▶ _What is needed_: Each entry is to be given again word for word; images are dropped.

(Supplied records)

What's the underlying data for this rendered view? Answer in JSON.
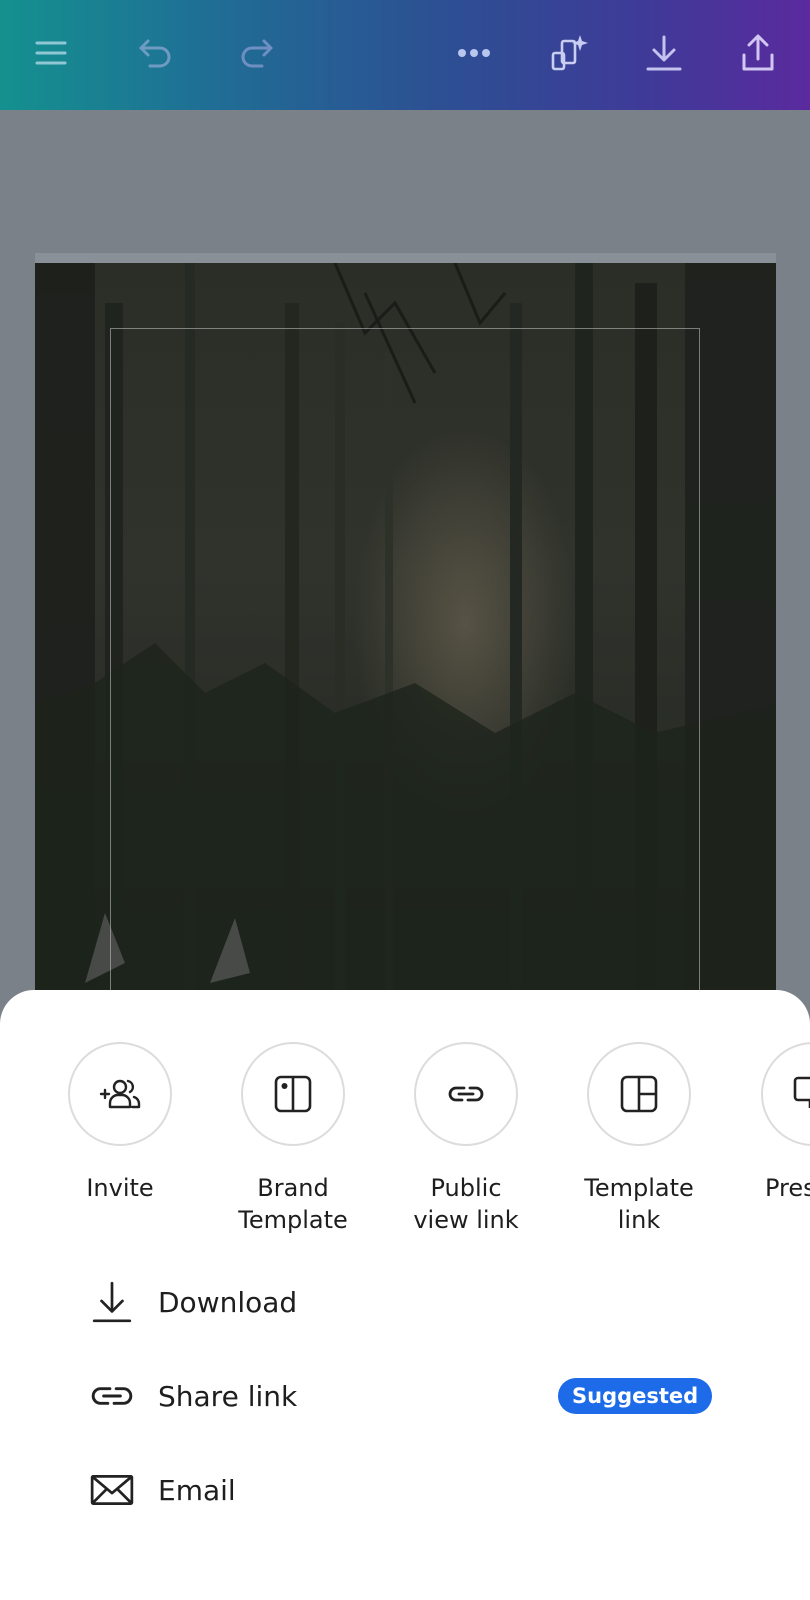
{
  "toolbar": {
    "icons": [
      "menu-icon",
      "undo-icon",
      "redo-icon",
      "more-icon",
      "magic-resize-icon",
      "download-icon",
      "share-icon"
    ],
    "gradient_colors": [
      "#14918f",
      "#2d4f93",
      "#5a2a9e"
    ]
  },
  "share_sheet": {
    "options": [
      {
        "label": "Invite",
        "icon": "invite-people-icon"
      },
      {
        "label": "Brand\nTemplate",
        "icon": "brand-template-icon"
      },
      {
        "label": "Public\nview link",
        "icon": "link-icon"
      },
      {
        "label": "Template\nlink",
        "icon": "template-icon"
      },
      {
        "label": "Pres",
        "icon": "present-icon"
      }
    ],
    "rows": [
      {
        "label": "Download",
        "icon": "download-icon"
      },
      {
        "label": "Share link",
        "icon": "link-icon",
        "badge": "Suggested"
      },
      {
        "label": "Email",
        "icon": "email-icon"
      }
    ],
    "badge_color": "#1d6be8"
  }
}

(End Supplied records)

▶ _Exercise response_:
What's the underlying data for this rendered view? Answer in JSON.
{
  "toolbar": {
    "icons": [
      "menu-icon",
      "undo-icon",
      "redo-icon",
      "more-icon",
      "magic-resize-icon",
      "download-icon",
      "share-icon"
    ],
    "gradient_colors": [
      "#14918f",
      "#2d4f93",
      "#5a2a9e"
    ]
  },
  "share_sheet": {
    "options": [
      {
        "label": "Invite",
        "icon": "invite-people-icon"
      },
      {
        "label": "Brand\nTemplate",
        "icon": "brand-template-icon"
      },
      {
        "label": "Public\nview link",
        "icon": "link-icon"
      },
      {
        "label": "Template\nlink",
        "icon": "template-icon"
      },
      {
        "label": "Pres",
        "icon": "present-icon"
      }
    ],
    "rows": [
      {
        "label": "Download",
        "icon": "download-icon"
      },
      {
        "label": "Share link",
        "icon": "link-icon",
        "badge": "Suggested"
      },
      {
        "label": "Email",
        "icon": "email-icon"
      }
    ],
    "badge_color": "#1d6be8"
  }
}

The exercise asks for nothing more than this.